The future of low-key hacking your car
Evenchick is not just guessing at the future. Heated seat “subscriptions” and other software-unlocked features are actual BMW products. Tesla (whose cars have five different CAN systems) has already rolled out cars that drive differently based solely on how much you’re willing to pay. The next generation of CAN, CAN FD, pushes a larger, more unwieldy amount of data around the car, and offers a “Secure CAN bus” for auto makers. That, combined with the rise of wireless telematic data and car control, makes the future of DIY car computer modification seem less exciting.
I asked Brian Lovelace, founder of NaviUpgrade and enthusiastic Ford-hack YouTuber, what he thought about the future of self-guided upgrades. Lovelace got into car hacking like I did—he wanted a better screen for his 2017 Ford Focus ST—but took it much, much further. He read wiring diagram books, learned how FORScan and SYNC and CAN worked. Now he sells DIY SYNC upgrades, and helps customers with everything, including the programming.
Lovelace has a Ford Bronco Badlands on order, but it won’t come until 2023, thanks to demand and global shortages. He’s read up on the SYNC 4 system inside, which is deeply tied to Ford’s wireless systems. It’s also just more work to figure out. SYNC 3 has roughly nine data blocks on its node, with 1-5 lines in each, Lovelace said. SYNC 4 has 30 to 40 blocks, 1-7 lines each. Still, Ford hasn’t put any locks on it yet, so there’s probably some fun to be had.
“That’s one of the things people like about Ford, they seem to be into the cool things people can do to their cars,” Lovelace said. “That could be changing, maybe with their electric lineup coming soon. But I think there’s a lot of possibilities.”
Evenchick thinks there’s a future for both secure cars and enthusiastic car modding. All it would take is a return to the principles of the movement that launched the original Right to Repair automotive movement.
“We want to secure all this, but we have to make good tools available to legitimate repairers,” he said. “But anybody can be a legitimate repairer.”
I wonder if such things or message boards exist for Toyota. Problem with google is that almost every ‘corolla’ search points me to a Us user, which uses different corolla models compared to the EU’s. I wouldn’t mind diving into my EU 2019 corolla. Can anyone halp? :)
[deleted] - Reply
Isn’t the compromise obvious? Lock the ODB system up as tight as it goes… and then make the key your car key. You can keep out hackers without keeping out owners, that’s how keys work, that’s how they’ve worked since the year 1500. There’s no problem with securing my property as long as you give me the keys when you sell it to me. Since, you know, *I* own it after buying it from you, not you. The trouble is that they want to sell the car and keep the keys and that’s clearly not how this is supposed to work.

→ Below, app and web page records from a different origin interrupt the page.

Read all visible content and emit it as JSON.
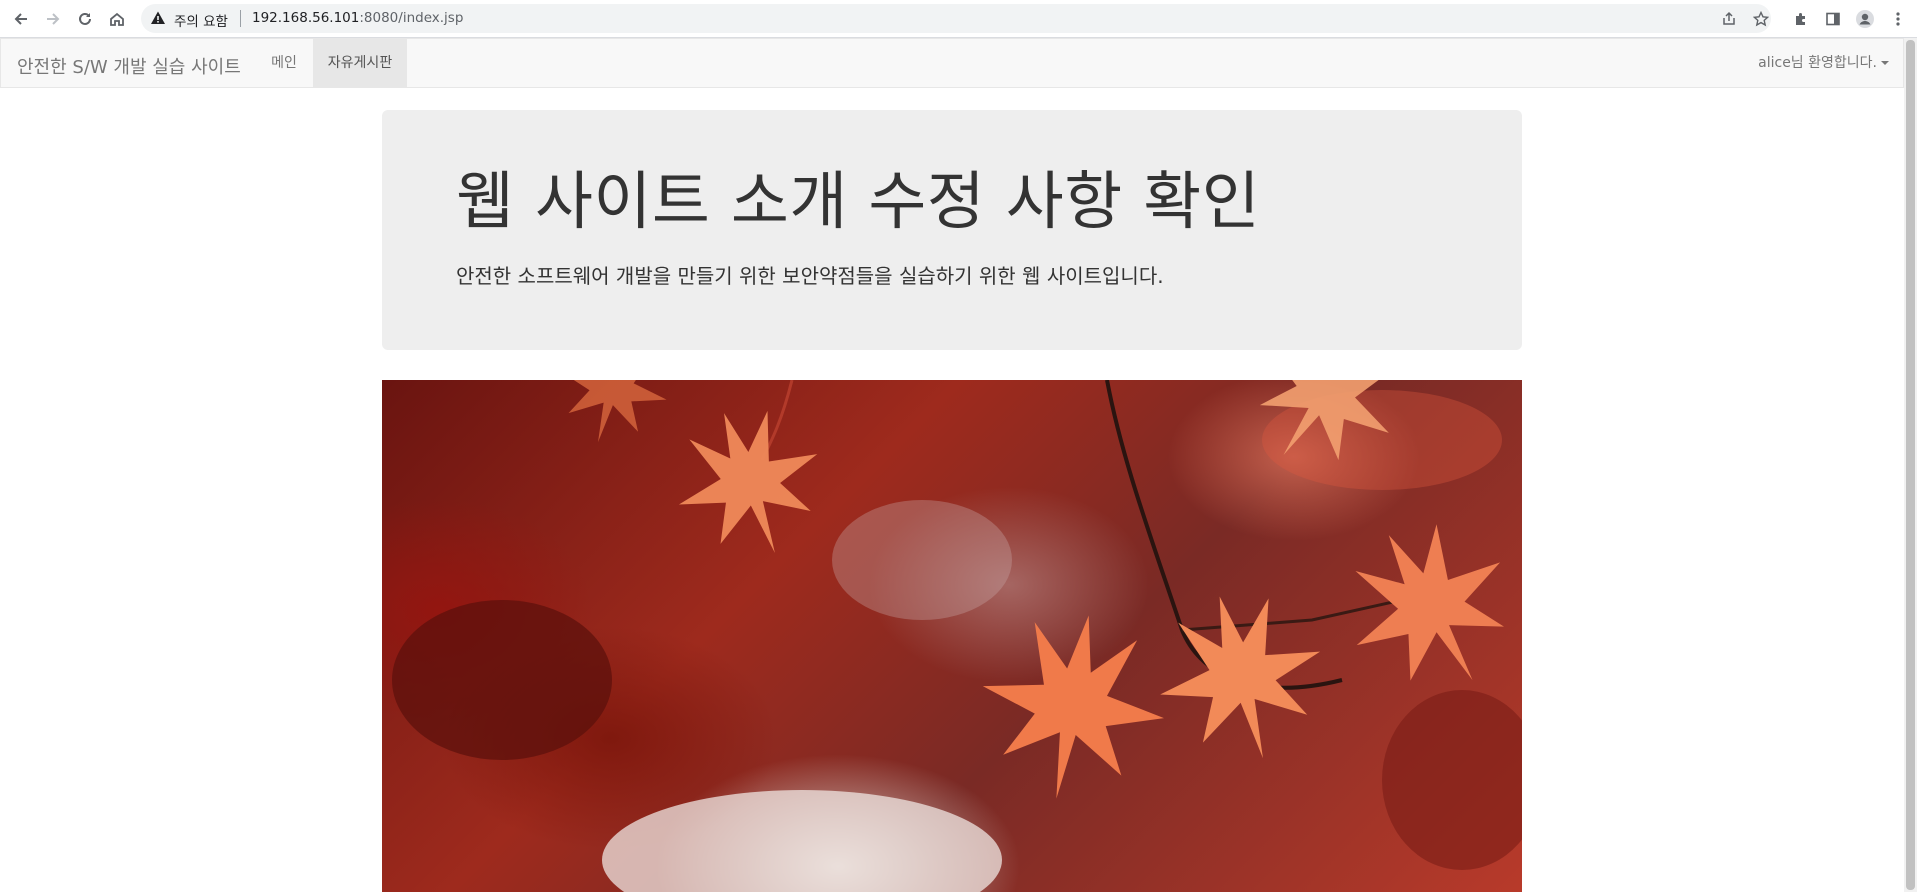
{
  "browser": {
    "security_label": "주의 요함",
    "url_host": "192.168.56.101",
    "url_path": ":8080/index.jsp",
    "icons": {
      "back": "arrow-left-icon",
      "forward": "arrow-right-icon",
      "reload": "reload-icon",
      "home": "home-icon",
      "warning": "warning-icon",
      "share": "share-icon",
      "bookmark": "star-icon",
      "extensions": "puzzle-icon",
      "side_panel": "side-panel-icon",
      "profile": "profile-icon",
      "menu": "kebab-menu-icon"
    }
  },
  "navbar": {
    "brand": "안전한 S/W 개발 실습 사이트",
    "items": [
      {
        "label": "메인",
        "active": false
      },
      {
        "label": "자유게시판",
        "active": true
      }
    ],
    "user_menu": "alice님 환영합니다."
  },
  "jumbotron": {
    "title": "웹 사이트 소개 수정 사항 확인",
    "subtitle": "안전한 소프트웨어 개발을 만들기 위한 보안약점들을 실습하기 위한 웹 사이트입니다."
  },
  "colors": {
    "navbar_bg": "#f8f8f8",
    "jumbotron_bg": "#eeeeee",
    "leaf_orange": "#f07a4a",
    "background_red": "#9e2a1d"
  }
}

Marshmallo - Reply
Infrequently, I turn on my Google Nexus tablet and within 5 to 10 minutes it turns itself off and back on ‘updating’. I can not override the process. It may take an hour and 15 minutes. It ends up, I don’t own the device because ‘they’ control it. You don’t seem to own anything electronic anymore. It’s like leaving cryptocurrency in an online bank. If you don’t get the keys, you don’t own it.
Zomby Woof -

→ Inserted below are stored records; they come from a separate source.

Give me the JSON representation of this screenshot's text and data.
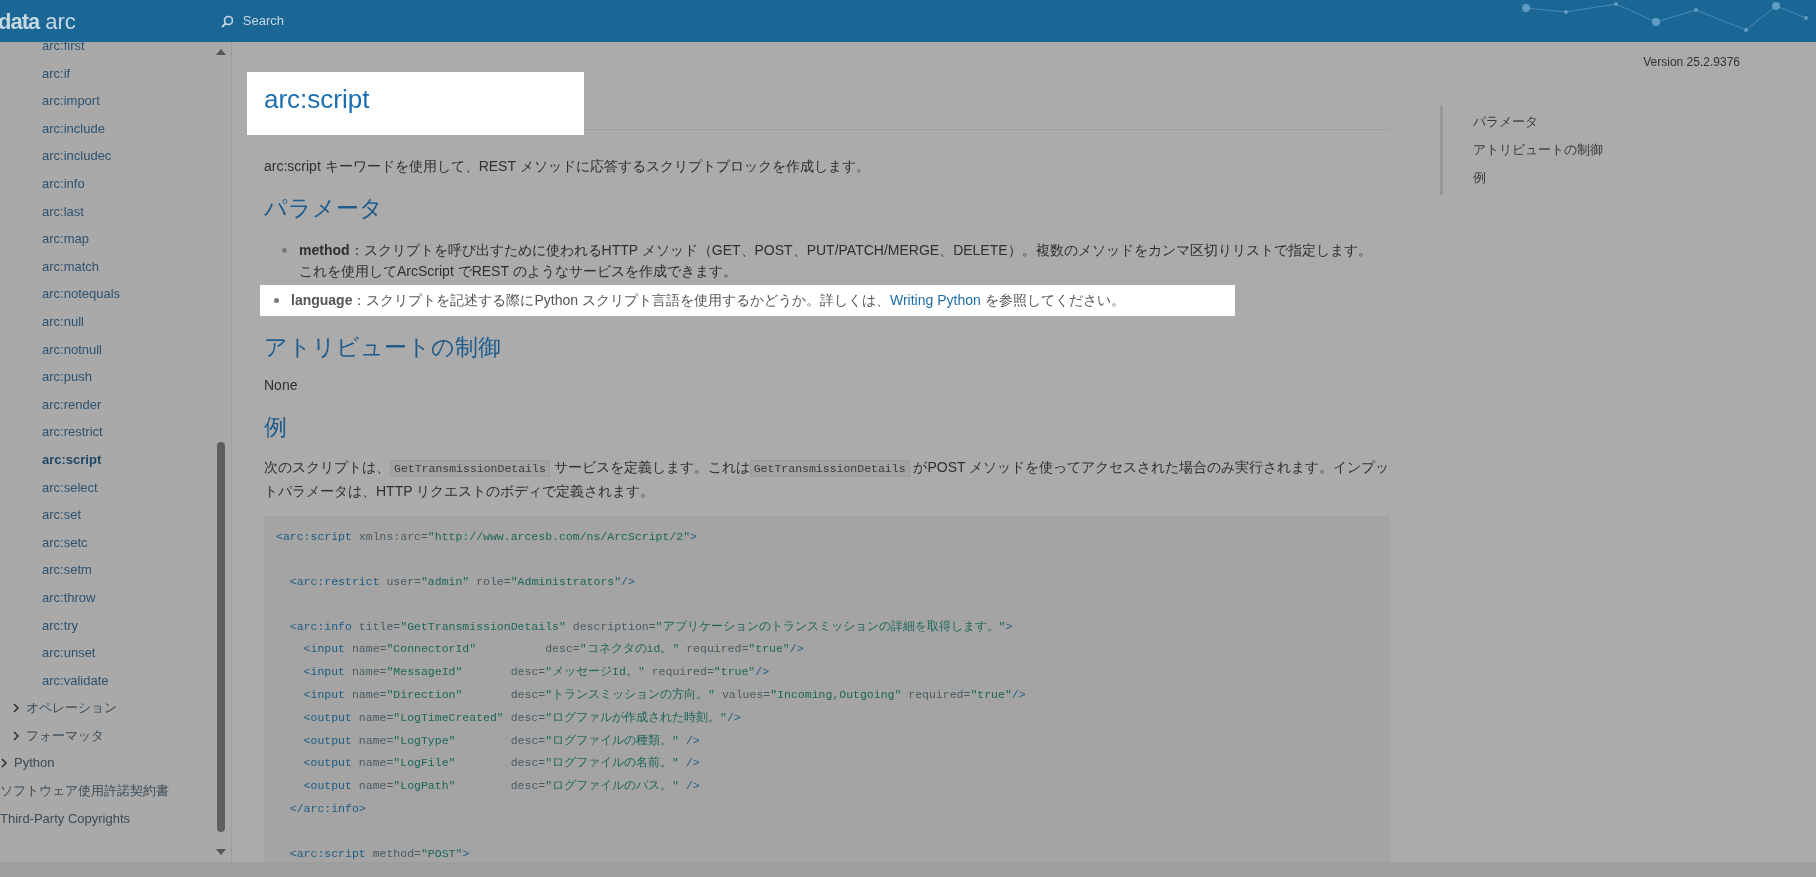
{
  "header": {
    "logo_mark": "data",
    "logo_text": "arc",
    "search": {
      "placeholder": "Search"
    }
  },
  "sidebar": {
    "items": [
      {
        "children": [
          {
            "children": [
              {
                "label": "arc:first",
                "selected": false
              },
              {
                "label": "arc:if",
                "selected": false
              },
              {
                "label": "arc:import",
                "selected": false
              },
              {
                "label": "arc:include",
                "selected": false
              },
              {
                "label": "arc:includec",
                "selected": false
              },
              {
                "label": "arc:info",
                "selected": false
              },
              {
                "label": "arc:last",
                "selected": false
              },
              {
                "label": "arc:map",
                "selected": false
              },
              {
                "label": "arc:match",
                "selected": false
              },
              {
                "label": "arc:notequals",
                "selected": false
              },
              {
                "label": "arc:null",
                "selected": false
              },
              {
                "label": "arc:notnull",
                "selected": false
              },
              {
                "label": "arc:push",
                "selected": false
              },
              {
                "label": "arc:render",
                "selected": false
              },
              {
                "label": "arc:restrict",
                "selected": false
              },
              {
                "label": "arc:script",
                "selected": true
              },
              {
                "label": "arc:select",
                "selected": false
              },
              {
                "label": "arc:set",
                "selected": false
              },
              {
                "label": "arc:setc",
                "selected": false
              },
              {
                "label": "arc:setm",
                "selected": false
              },
              {
                "label": "arc:throw",
                "selected": false
              },
              {
                "label": "arc:try",
                "selected": false
              },
              {
                "label": "arc:unset",
                "selected": false
              },
              {
                "label": "arc:validate",
                "selected": false
              }
            ]
          },
          {
            "label": "オペレーション",
            "expanded": false
          },
          {
            "label": "フォーマッタ",
            "expanded": false
          }
        ]
      },
      {
        "label": "Python",
        "expanded": false
      },
      {
        "label": "ソフトウェア使用許諾契約書"
      },
      {
        "label": "Third-Party Copyrights"
      }
    ]
  },
  "article": {
    "title": "arc:script",
    "title_highlighted": true,
    "intro": "arc:script キーワードを使用して、REST メソッドに応答するスクリプトブロックを作成します。",
    "sections": [
      {
        "kind": "bullets",
        "heading": "パラメータ",
        "items": [
          {
            "text": "**method**：スクリプトを呼び出すために使われるHTTP メソッド（GET、POST、PUT/PATCH/MERGE、DELETE）。複数のメソッドをカンマ区切りリストで指定します。これを使用してArcScript でREST のようなサービスを作成できます。",
            "highlighted": false
          },
          {
            "text": "**language**：スクリプトを記述する際にPython スクリプト言語を使用するかどうか。詳しくは、",
            "link": "Writing Python",
            "after": " を参照してください。",
            "highlighted": true
          }
        ]
      },
      {
        "kind": "text",
        "heading": "アトリビュートの制御",
        "text": "None"
      },
      {
        "kind": "example",
        "heading": "例",
        "paragraph": [
          {
            "kind": "text",
            "text": "次のスクリプトは、"
          },
          {
            "kind": "code",
            "text": "GetTransmissionDetails"
          },
          {
            "kind": "text",
            "text": " サービスを定義します。これは"
          },
          {
            "kind": "code",
            "text": "GetTransmissionDetails"
          },
          {
            "kind": "text",
            "text": " がPOST メソッドを使ってアクセスされた場合のみ実行されます。インプットパラメータは、HTTP リクエストのボディで定義されます。"
          }
        ],
        "code_blocks": [
          [
            "<arc:script xmlns:arc=\"http://www.arcesb.com/ns/ArcScript/2\">"
          ],
          [
            "  <arc:restrict user=\"admin\" role=\"Administrators\"/>"
          ],
          [
            "  <arc:info title=\"GetTransmissionDetails\" description=\"アプリケーションのトランスミッションの詳細を取得します。\">",
            "    <input name=\"ConnectorId\"          desc=\"コネクタのid。\" required=\"true\"/>",
            "    <input name=\"MessageId\"       desc=\"メッセージId。\" required=\"true\"/>",
            "    <input name=\"Direction\"       desc=\"トランスミッションの方向。\" values=\"Incoming,Outgoing\" required=\"true\"/>",
            "    <output name=\"LogTimeCreated\" desc=\"ログファルが作成された時刻。\"/>",
            "    <output name=\"LogType\"        desc=\"ログファイルの種類。\" />",
            "    <output name=\"LogFile\"        desc=\"ログファイルの名前。\" />",
            "    <output name=\"LogPath\"        desc=\"ログファイルのパス。\" />",
            "  </arc:info>"
          ],
          [
            "  <arc:script method=\"POST\">"
          ]
        ]
      }
    ]
  },
  "toc": {
    "version": "Version 25.2.9376",
    "items": [
      "パラメータ",
      "アトリビュートの制御",
      "例"
    ]
  }
}
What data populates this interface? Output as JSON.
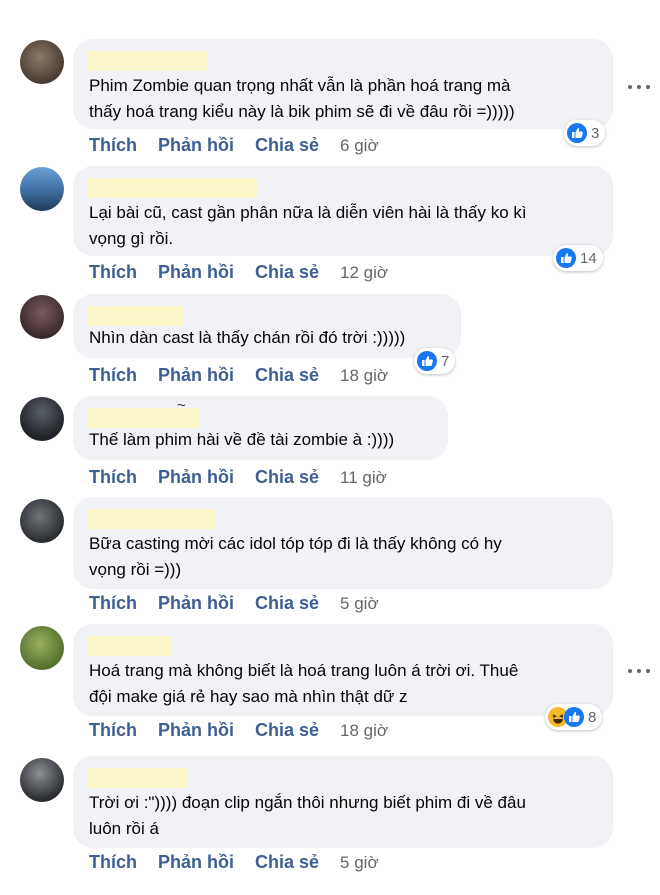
{
  "actions": {
    "like": "Thích",
    "reply": "Phản hồi",
    "share": "Chia sẻ"
  },
  "colors": {
    "accent": "#3e5f93",
    "bubble": "#f0f2f5",
    "name_redaction": "#fbf6c9",
    "like_blue": "#1877f2",
    "haha_yellow": "#f7b928"
  },
  "comments": [
    {
      "text": "Phim Zombie quan trọng nhất vẫn là phần hoá trang mà\nthấy hoá trang kiểu này là bik phim sẽ đi về đâu rồi =)))))",
      "reaction_count": "3",
      "time": "6 giờ",
      "reactions": [
        "like"
      ]
    },
    {
      "text": "Lại bài cũ, cast gần phân nữa là diễn viên hài là thấy ko kì\nvọng gì rồi.",
      "reaction_count": "14",
      "time": "12 giờ",
      "reactions": [
        "like"
      ]
    },
    {
      "text": "Nhìn dàn cast là thấy chán rồi đó trời :)))))",
      "reaction_count": "7",
      "time": "18 giờ",
      "reactions": [
        "like"
      ]
    },
    {
      "text": "Thế làm phim hài về đề tài zombie à :))))",
      "name_glyph": "~",
      "time": "11 giờ",
      "reactions": []
    },
    {
      "text": "Bữa casting mời các idol tóp tóp đi là thấy không có hy\nvọng rồi =)))",
      "time": "5 giờ",
      "reactions": []
    },
    {
      "text": "Hoá trang mà không biết là hoá trang luôn á trời ơi. Thuê\nđội make giá rẻ hay sao mà nhìn thật dữ z",
      "reaction_count": "8",
      "time": "18 giờ",
      "reactions": [
        "haha",
        "like"
      ]
    },
    {
      "text": "Trời ơi :\")))) đoạn clip ngắn thôi nhưng biết phim đi về đâu\nluôn rồi á",
      "time": "5 giờ",
      "reactions": []
    }
  ]
}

The solution to the “SGM" situation is the same as it's been with the cat and mouse game with performance programming on the engine control units. The old way.
Extract the code, disassemble/decompile it, figure out the “holes”, move on. Now you have IDA and Ghidra (thank you NSA). We had to write our own disassemblers back in 1993.
Jim Conforti - Reply
Scrolled right to the bottom to comment and applaud both your hacker ethic and your music choices. When I need to dig into some reverse engineering, I too pull up Alberto Balsalm.
Ian Bergeron - Reply